Turning to Ron Paul’s response to Perry’s criticism of Bernanke, Perry didn’t say that he was a traitor. He said “almost treasonous.” In fact, I had a dear friend who suffered a massive heart attack and died after degrading health, induced from pressure of not having work to support his family. I take the health of our economy very seriously, and to me it bears on more than just differences in “monetary policy” by individuals who can and should remain “civil in their discourse” (Senator Santorum has harped on that for several days now). And what about Ron Paul? What does he believe?
Though the Federal Reserve policy harms the average American, it benefits those in a position to take advantage of the cycles in monetary policy. The main beneficiaries are those who receive access to artificially inflated money and/or credit before the inflationary effects of the policy impact the entire economy. Federal Reserve policies also benefit big spending politicians who use the inflated currency created by the Fed to hide the true costs of the welfare-warfare state. It is time for Congress to put the interests of the American people ahead of special interests and their own appetite for big government.
Abolishing the Federal Reserve will allow Congress to reassert its constitutional authority over monetary policy. The United States Constitution grants to Congress the authority to coin money and regulate the value of the currency. The Constitution does not give Congress the authority to delegate control over monetary policy to a central bank. Furthermore, the Constitution certainly does not empower the federal government to erode the American standard of living via an inflationary monetary policy.
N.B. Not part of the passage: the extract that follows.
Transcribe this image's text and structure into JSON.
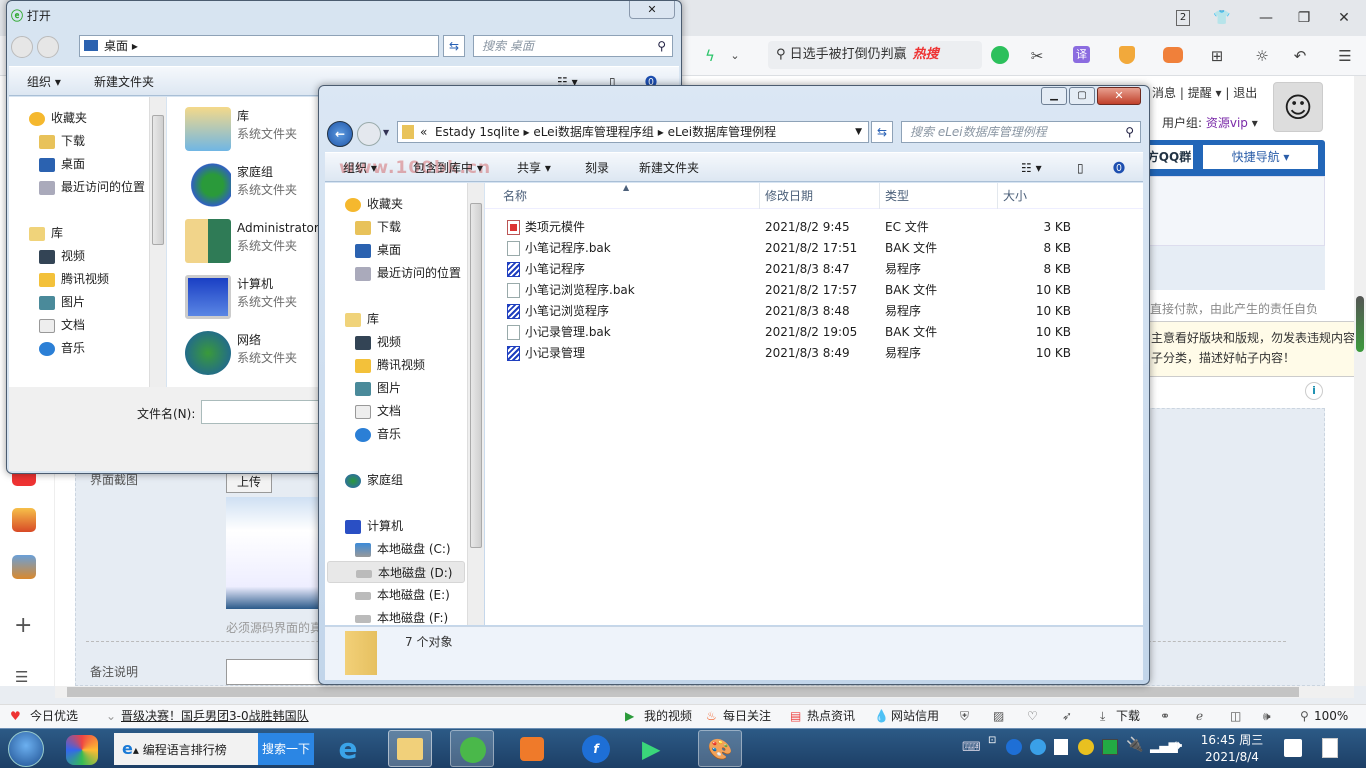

And Paul recently referred to the Fed’s ruinous monetary policy. So according to Ron Paul, the existence and practice of the Federal Reserve has been an unconstitutional ruination of the wealth of the American people. So how does this differ so much from”almost treasonous?”
The fact of the matter is that Perry is being attacked because he is seen as a threat. When politicians who have previously had kind words for Perry (Huntsman) turn on him, they prove how small they are. It’s the same for Ron Paul, who has no chance of being President but who believes that he does. Thus far, I haven’t detected attacks from the Perry camp against the GOP. He continues to focus on Obama and the ruinous monetary policies that are “almost treasonous.” And no one I know seems to care much about his views on the origin of mankind.
Who looks like the winner in all of this?
Endnote: For the uninitiated, here is the best short synopsis I can deliver on the AGW scandal (and I do mean short). AGW proponents point to temperatures recorded over past years and decades to show that there is global warming. The data wouldn’t otherwise be statistically significant (there’s just not enough of it) were it not for the correlation of tree ring data with temperature. That is, in order to fill out the data base with temperatures, they have had to assume that there is a correlation of tree rings with temperatures. This correlation was generally good up until a few years ago, where tree ring data significantly diverged from recorded temperatures. They haven’t just ignored this divergence, they have hidden it. Why? Not because it shows some massive decrease in global temperature (although tree ring data does show a decrease), but because it challenges their own assumptions using tree ring data as a replacement for temperature measurements where we have no such historical measurements. I have performed thousands of calculations myself in my line of work, and reviewed the same performed by colleagues. No one in the engineering community would be allowed to posit such a problematic model. It would be prima facie rejected. The modelling assumptions, just like the American economy, sit in ruin and ashes.